**Data supplied:**
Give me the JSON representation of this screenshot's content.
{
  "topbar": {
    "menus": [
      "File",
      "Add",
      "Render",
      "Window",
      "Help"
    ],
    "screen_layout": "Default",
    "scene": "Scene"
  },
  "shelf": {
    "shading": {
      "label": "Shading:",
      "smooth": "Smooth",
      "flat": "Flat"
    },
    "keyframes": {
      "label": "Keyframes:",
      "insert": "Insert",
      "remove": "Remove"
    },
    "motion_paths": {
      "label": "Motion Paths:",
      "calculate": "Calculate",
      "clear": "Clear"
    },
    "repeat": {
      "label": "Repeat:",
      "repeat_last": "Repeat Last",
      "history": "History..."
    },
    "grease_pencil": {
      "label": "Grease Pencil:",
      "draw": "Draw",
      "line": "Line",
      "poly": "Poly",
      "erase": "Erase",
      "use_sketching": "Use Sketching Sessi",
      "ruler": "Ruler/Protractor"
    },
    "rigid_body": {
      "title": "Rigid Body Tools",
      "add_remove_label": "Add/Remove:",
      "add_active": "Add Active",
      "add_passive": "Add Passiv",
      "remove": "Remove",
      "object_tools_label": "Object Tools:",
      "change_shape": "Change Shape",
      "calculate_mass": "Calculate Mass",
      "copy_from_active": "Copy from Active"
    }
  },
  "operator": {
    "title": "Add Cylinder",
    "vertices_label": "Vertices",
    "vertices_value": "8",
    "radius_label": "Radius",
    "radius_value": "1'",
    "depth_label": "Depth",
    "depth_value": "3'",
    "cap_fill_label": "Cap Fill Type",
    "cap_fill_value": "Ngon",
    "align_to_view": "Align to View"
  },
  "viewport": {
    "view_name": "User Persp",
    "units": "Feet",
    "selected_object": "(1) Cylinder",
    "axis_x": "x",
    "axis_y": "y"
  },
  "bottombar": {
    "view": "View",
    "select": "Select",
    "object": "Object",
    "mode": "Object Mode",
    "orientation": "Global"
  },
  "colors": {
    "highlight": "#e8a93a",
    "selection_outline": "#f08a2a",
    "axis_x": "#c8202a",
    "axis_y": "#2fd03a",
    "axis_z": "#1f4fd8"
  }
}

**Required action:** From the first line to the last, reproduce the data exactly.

**Solution to the exercise:**
Give me the JSON representation of this screenshot's content.
{
  "topbar": {
    "menus": [
      "File",
      "Add",
      "Render",
      "Window",
      "Help"
    ],
    "screen_layout": "Default",
    "scene": "Scene"
  },
  "shelf": {
    "shading": {
      "label": "Shading:",
      "smooth": "Smooth",
      "flat": "Flat"
    },
    "keyframes": {
      "label": "Keyframes:",
      "insert": "Insert",
      "remove": "Remove"
    },
    "motion_paths": {
      "label": "Motion Paths:",
      "calculate": "Calculate",
      "clear": "Clear"
    },
    "repeat": {
      "label": "Repeat:",
      "repeat_last": "Repeat Last",
      "history": "History..."
    },
    "grease_pencil": {
      "label": "Grease Pencil:",
      "draw": "Draw",
      "line": "Line",
      "poly": "Poly",
      "erase": "Erase",
      "use_sketching": "Use Sketching Sessi",
      "ruler": "Ruler/Protractor"
    },
    "rigid_body": {
      "title": "Rigid Body Tools",
      "add_remove_label": "Add/Remove:",
      "add_active": "Add Active",
      "add_passive": "Add Passiv",
      "remove": "Remove",
      "object_tools_label": "Object Tools:",
      "change_shape": "Change Shape",
      "calculate_mass": "Calculate Mass",
      "copy_from_active": "Copy from Active"
    }
  },
  "operator": {
    "title": "Add Cylinder",
    "vertices_label": "Vertices",
    "vertices_value": "8",
    "radius_label": "Radius",
    "radius_value": "1'",
    "depth_label": "Depth",
    "depth_value": "3'",
    "cap_fill_label": "Cap Fill Type",
    "cap_fill_value": "Ngon",
    "align_to_view": "Align to View"
  },
  "viewport": {
    "view_name": "User Persp",
    "units": "Feet",
    "selected_object": "(1) Cylinder",
    "axis_x": "x",
    "axis_y": "y"
  },
  "bottombar": {
    "view": "View",
    "select": "Select",
    "object": "Object",
    "mode": "Object Mode",
    "orientation": "Global"
  },
  "colors": {
    "highlight": "#e8a93a",
    "selection_outline": "#f08a2a",
    "axis_x": "#c8202a",
    "axis_y": "#2fd03a",
    "axis_z": "#1f4fd8"
  }
}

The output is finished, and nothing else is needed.